SOURCE DATA Block Start

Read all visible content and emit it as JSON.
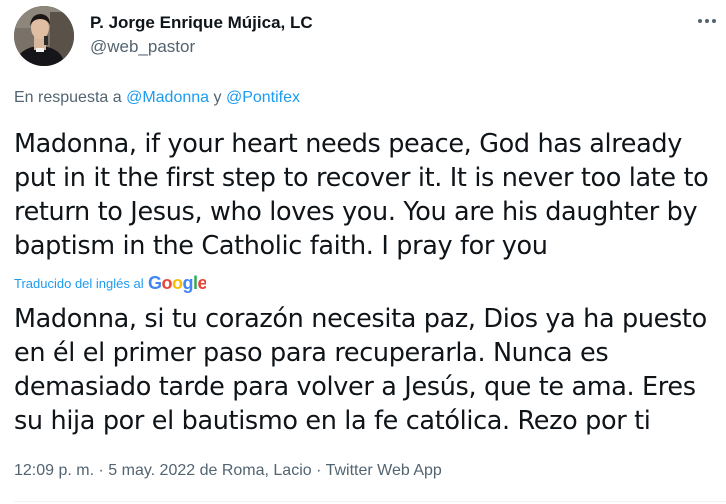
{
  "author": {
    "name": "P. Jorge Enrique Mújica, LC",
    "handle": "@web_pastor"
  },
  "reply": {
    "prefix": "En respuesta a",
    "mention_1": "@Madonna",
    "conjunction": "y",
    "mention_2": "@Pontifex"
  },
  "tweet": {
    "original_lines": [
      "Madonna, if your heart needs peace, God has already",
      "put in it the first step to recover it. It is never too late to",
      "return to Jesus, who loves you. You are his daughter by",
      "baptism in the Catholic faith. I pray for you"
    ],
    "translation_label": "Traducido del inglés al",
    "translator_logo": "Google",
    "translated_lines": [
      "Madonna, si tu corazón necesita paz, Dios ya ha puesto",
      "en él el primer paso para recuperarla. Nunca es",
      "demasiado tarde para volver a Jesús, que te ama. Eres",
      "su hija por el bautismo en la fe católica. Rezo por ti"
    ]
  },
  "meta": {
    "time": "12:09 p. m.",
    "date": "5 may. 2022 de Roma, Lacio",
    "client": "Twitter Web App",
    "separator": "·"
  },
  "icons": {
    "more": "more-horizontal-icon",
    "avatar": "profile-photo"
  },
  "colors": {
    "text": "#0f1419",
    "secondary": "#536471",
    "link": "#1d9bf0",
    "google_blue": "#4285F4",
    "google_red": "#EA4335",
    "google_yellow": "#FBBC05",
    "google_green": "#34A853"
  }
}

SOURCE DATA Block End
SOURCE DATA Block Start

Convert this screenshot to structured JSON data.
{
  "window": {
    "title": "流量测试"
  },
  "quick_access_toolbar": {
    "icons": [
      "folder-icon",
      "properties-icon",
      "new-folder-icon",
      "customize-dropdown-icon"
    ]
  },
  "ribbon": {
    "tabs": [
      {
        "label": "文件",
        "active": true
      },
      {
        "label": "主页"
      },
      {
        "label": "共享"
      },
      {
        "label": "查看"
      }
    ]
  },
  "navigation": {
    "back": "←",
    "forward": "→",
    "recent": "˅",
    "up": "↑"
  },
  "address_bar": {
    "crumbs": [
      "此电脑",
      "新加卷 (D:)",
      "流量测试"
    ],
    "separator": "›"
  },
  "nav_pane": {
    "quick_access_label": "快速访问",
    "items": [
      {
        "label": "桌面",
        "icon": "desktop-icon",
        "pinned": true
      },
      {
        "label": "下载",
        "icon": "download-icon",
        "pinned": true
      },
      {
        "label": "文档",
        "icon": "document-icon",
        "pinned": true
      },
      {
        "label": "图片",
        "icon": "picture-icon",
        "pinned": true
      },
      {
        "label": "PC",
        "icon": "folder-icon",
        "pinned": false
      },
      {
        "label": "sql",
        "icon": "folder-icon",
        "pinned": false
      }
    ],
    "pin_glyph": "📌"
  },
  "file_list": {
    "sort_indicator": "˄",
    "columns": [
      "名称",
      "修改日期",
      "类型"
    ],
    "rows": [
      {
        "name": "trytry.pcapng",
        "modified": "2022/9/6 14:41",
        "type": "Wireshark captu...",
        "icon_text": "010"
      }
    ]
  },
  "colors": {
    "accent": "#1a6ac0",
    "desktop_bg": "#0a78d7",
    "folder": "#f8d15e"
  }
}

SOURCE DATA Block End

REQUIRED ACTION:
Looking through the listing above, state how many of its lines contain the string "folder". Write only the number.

RESULT FOR THIS TASK:
5